Much of the transformation results from Whitney’s successful search for her birth father. He is Sam Kirby, a noted New York cartoonist. Through tentative letters, Whitney and Sam explore each other’s contrasting lives. Whitney lives in a loving Baptist family, proud of its native South’s faith and heritage. Sam is an agnostic and an open homosexual who dislikes his homeland’s legacy of bigotry.
Sam’s mother Eva takes Whitney much more quickly to heart than does Sam. Knowing her granddaughter vicariously, through the letters Sam passes on, Eva unhesitatingly weaves Whitney into fabric of her daily life. Eva--homemaker, gardener, caretaker of a dying friend--believes in roots and urges Sam to embrace Whitney, not to study her from afar. Supported by his lover Aaron, Sam returns to Alabama and risks a visit to Whitney.
GATHERING HOME is a disappointing novel. The characters, attractive in outline, disappoint in detail. The author frequently describes them engaged in anxious self-reflection but seldom shows their behavior. The reader is left without the information to judge whether the character’s self-understanding is accurate. Thus even the major characters seem remote and cold. Covington forgets the novelist’s first rule: dramatize important events. The reader knows the prologue and the epilogue to crucial events but seldom witnesses the event itself.
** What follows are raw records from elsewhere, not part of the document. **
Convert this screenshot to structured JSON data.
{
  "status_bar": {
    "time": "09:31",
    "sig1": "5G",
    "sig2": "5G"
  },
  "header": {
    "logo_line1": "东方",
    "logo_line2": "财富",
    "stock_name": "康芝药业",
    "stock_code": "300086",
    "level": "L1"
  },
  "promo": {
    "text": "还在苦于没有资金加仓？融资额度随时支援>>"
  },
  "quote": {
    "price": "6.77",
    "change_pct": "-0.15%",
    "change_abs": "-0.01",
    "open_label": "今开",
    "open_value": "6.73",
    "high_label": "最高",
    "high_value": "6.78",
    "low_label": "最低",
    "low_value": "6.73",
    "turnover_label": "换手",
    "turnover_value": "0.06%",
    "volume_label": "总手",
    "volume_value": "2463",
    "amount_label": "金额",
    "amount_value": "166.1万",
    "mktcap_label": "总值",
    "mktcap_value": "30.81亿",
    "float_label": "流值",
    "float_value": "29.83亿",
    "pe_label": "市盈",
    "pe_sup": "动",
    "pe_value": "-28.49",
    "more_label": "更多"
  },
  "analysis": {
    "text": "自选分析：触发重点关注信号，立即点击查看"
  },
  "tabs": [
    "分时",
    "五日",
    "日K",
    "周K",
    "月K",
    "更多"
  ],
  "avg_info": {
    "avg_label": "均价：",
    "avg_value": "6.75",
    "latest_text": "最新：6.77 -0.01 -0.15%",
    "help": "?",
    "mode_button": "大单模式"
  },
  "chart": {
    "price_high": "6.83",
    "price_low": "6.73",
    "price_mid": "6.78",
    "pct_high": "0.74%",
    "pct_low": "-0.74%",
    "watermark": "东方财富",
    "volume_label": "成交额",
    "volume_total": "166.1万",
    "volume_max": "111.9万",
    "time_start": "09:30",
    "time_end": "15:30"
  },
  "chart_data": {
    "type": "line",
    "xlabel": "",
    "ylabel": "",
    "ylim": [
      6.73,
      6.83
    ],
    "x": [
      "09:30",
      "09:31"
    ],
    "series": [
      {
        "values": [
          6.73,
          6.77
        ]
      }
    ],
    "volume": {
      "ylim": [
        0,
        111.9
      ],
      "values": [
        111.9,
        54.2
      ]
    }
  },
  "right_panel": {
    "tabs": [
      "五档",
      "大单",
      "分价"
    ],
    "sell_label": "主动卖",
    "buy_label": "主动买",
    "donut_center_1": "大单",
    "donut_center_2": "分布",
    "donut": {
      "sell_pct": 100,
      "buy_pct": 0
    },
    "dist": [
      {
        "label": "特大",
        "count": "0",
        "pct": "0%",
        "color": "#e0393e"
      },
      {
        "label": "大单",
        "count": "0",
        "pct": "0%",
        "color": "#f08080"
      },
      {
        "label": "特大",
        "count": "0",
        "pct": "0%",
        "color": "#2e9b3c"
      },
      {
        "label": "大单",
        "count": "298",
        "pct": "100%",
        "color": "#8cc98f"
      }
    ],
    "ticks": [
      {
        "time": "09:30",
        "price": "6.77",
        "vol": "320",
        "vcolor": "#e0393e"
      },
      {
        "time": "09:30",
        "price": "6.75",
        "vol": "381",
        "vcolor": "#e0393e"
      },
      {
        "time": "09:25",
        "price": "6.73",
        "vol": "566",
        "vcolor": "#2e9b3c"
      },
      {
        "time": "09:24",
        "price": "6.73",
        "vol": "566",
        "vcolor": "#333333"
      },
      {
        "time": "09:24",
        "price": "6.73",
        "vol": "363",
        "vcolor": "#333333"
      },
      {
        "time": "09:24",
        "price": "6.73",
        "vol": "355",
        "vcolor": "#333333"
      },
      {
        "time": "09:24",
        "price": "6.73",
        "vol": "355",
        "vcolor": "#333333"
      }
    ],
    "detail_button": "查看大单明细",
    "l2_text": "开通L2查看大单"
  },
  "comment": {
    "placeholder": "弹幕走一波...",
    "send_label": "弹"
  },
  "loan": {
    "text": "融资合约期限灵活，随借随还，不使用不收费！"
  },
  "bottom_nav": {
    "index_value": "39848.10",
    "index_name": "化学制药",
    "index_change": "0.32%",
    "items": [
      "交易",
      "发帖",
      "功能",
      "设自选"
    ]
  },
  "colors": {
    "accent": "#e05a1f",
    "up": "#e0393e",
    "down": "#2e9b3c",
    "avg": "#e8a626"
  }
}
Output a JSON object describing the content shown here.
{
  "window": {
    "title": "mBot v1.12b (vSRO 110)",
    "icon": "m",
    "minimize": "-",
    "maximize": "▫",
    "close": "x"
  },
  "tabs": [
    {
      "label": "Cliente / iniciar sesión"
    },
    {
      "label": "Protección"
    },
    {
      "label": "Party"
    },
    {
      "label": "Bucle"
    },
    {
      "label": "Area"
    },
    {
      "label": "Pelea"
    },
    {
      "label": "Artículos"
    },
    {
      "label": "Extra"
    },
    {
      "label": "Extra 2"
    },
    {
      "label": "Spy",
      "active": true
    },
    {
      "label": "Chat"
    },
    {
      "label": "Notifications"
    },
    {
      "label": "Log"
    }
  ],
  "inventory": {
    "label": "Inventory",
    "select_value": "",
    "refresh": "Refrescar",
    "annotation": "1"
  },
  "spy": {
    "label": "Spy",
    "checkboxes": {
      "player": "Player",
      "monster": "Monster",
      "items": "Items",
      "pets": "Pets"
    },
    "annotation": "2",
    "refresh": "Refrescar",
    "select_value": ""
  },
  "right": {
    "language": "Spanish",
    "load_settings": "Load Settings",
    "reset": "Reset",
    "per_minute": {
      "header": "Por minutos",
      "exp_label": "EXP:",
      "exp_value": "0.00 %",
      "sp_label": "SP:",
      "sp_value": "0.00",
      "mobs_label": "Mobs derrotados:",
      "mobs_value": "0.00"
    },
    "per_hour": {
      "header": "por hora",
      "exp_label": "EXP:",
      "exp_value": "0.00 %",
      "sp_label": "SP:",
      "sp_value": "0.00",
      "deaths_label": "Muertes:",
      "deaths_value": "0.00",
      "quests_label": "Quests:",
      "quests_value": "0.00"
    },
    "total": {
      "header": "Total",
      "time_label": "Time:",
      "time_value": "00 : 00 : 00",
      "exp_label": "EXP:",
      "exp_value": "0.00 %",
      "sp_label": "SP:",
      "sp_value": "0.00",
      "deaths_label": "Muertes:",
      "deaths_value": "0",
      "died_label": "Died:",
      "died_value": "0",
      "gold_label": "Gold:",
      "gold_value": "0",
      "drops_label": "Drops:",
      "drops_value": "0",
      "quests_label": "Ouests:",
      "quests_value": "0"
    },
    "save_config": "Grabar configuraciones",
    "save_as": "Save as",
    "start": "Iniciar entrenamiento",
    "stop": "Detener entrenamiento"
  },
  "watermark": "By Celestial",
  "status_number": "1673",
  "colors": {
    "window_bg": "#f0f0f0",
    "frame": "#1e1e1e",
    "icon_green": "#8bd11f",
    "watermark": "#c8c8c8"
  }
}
GATHERING HOME has its heart in the right place; it stands for family, tolerance between opposites, and understanding across generations. It will please adolescents and adults who enjoy uplifting, positive outcomes. It will not please those who expect a narrative to entrap, to grip, and to delight readers with conflict and confrontation.